SAO PAULO/DETROIT: Ford Motor Co said on Tuesday it would exit its heavy commercial truck business in South America in a plant closing that could cost more than 2,700 jobs, part of a global restructuring meant to end losses in different regions.
Ford previously said the reorganization would result in US$11 billion in charges. The factory in Sao Bernardo do Campo, an industrial suburb of Sao Paulo, has operated since 1967 and was Ford's first plant in Brazil. Although it once produced a number of auto models, it now makes F-4000 and F-350 trucks, as well as the poor-selling Fiesta.
Ford said on Jan. 10 it would cut thousands of jobs and look at plant closures in Europe as part of its plan to return to profit in the region.
Following that announcement, analysts and investors had expected a similar restructuring in South America. Ford Chief Executive Jim Hackett said last month that investors would not have to wait long for the South American reorganization plan.
Ford shares were up 3 percent at US$8.80 on the news in late afternoon in New York.
The closure of the factory may mean Ford is refocusing on the core of its car business in Latin America's largest economy, based in a much newer factory in the northeastern state of Bahia.
But the job cuts in Brazil's industrial heartland will represent a psychological blow for the still new administration of far-right president Jair Bolsonaro, who is battling an unemployment rate that is above 10 percent.
A representative for the union in Sao Bernardo did not have an immediate comment.

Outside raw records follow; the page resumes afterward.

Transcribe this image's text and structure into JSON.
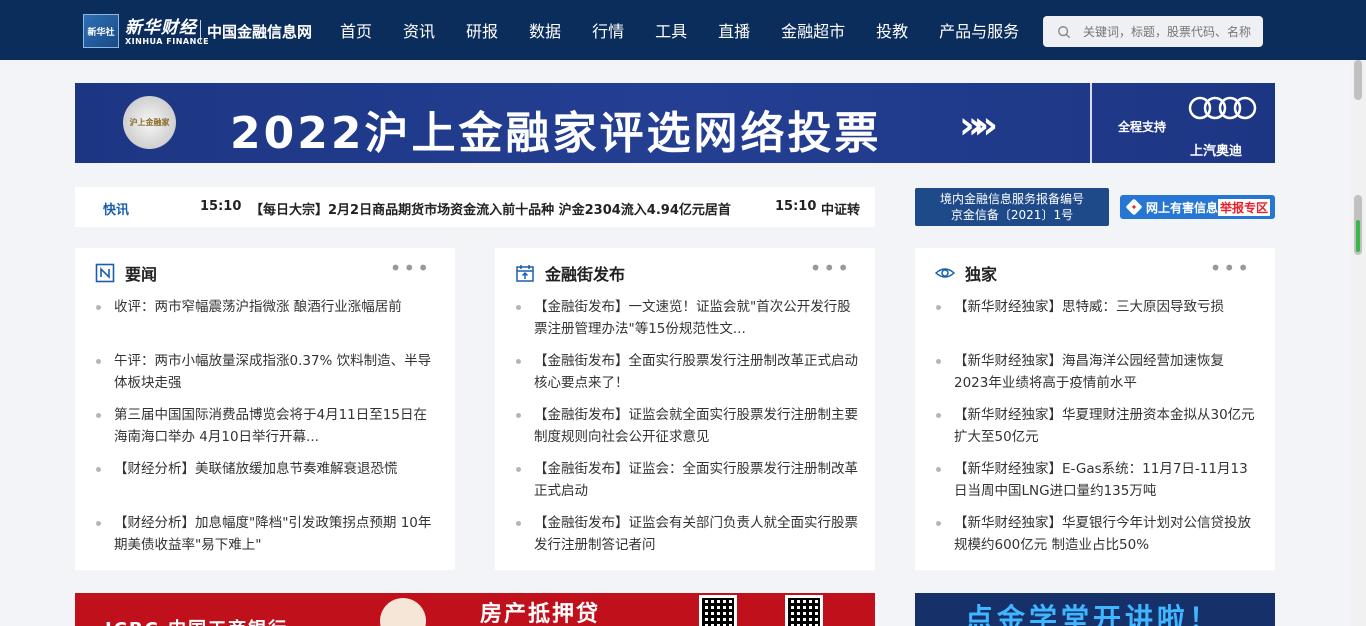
{
  "header": {
    "logo_text": "新华财经",
    "logo_sub": "XINHUA FINANCE",
    "logo_mark": "新华社",
    "site_name": "中国金融信息网",
    "nav": [
      "首页",
      "资讯",
      "研报",
      "数据",
      "行情",
      "工具",
      "直播",
      "金融超市",
      "投教",
      "产品与服务"
    ],
    "search_placeholder": "关键词，标题，股票代码、名称"
  },
  "banner": {
    "medal_text": "沪上金融家",
    "title": "2022沪上金融家评选网络投票",
    "arrows": "»»",
    "sponsor_label": "全程支持",
    "sponsor_name": "上汽奥迪"
  },
  "ticker": {
    "label": "快讯",
    "items": [
      {
        "time": "15:10",
        "text": "【每日大宗】2月2日商品期货市场资金流入前十品种 沪金2304流入4.94亿元居首"
      },
      {
        "time": "15:10",
        "text": "中证转"
      }
    ]
  },
  "license": {
    "line1": "境内金融信息服务报备编号",
    "line2": "京金信备〔2021〕1号"
  },
  "report": {
    "text": "网上有害信息",
    "highlight": "举报专区"
  },
  "cards": [
    {
      "title": "要闻",
      "icon": "news-icon",
      "more": "•••",
      "items": [
        "收评：两市窄幅震荡沪指微涨 酿酒行业涨幅居前",
        "午评：两市小幅放量深成指涨0.37% 饮料制造、半导体板块走强",
        "第三届中国国际消费品博览会将于4月11日至15日在海南海口举办 4月10日举行开幕...",
        "【财经分析】美联储放缓加息节奏难解衰退恐慌",
        "【财经分析】加息幅度\"降档\"引发政策拐点预期 10年期美债收益率\"易下难上\""
      ]
    },
    {
      "title": "金融街发布",
      "icon": "calendar-icon",
      "more": "•••",
      "items": [
        "【金融街发布】一文速览！证监会就\"首次公开发行股票注册管理办法\"等15份规范性文...",
        "【金融街发布】全面实行股票发行注册制改革正式启动 核心要点来了！",
        "【金融街发布】证监会就全面实行股票发行注册制主要制度规则向社会公开征求意见",
        "【金融街发布】证监会：全面实行股票发行注册制改革正式启动",
        "【金融街发布】证监会有关部门负责人就全面实行股票发行注册制答记者问"
      ]
    },
    {
      "title": "独家",
      "icon": "eye-icon",
      "more": "•••",
      "items": [
        "【新华财经独家】思特威：三大原因导致亏损",
        "【新华财经独家】海昌海洋公园经营加速恢复 2023年业绩将高于疫情前水平",
        "【新华财经独家】华夏理财注册资本金拟从30亿元扩大至50亿元",
        "【新华财经独家】E-Gas系统：11月7日-11月13日当周中国LNG进口量约135万吨",
        "【新华财经独家】华夏银行今年计划对公信贷投放规模约600亿元 制造业占比50%"
      ]
    }
  ],
  "ads": {
    "bank_name": "ICBC 中国工商银行",
    "bank_title": "房产抵押贷",
    "school_title": "点金学堂开讲啦！"
  }
}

Brazilian Ford dealers' association head Luiz Albuquerque said the move eased a sense of uncertainty.
"For the car dealers, this gives us a sense of calm," said Albuquerque, "because Ford has been losing money in the region for the past four or five years and the closure of the truck business will almost completely erase that loss."
Albuquerque had met with the Ford leadership last week where they had guaranteed new investments in cars for the next three or four years.
Ford South America President Lyle Watters said on Tuesday the automaker remains "committed" to South America, a region where it is not currently profitable.
“We know this action will have a major impact on our employees in São Bernardo and we will be working closely with all our stakeholders on the next steps,” Watters said in a statement.
The No. 2 U.S. automaker expects to record pretax special charges of about US$460 million, with most of that recorded this year, it said in the statement.
Ford said Tuesday's announcement follows other moves, including reducing salaried and administrative costs in the region by more than 20 percent over the past few months.
(Reporting by Ben Klayman in Detroit and Marcelo Rochabrun and Alberto Alerigi in Sao Paulo; Editing by Jonathan Oatis and Matthew Lewis)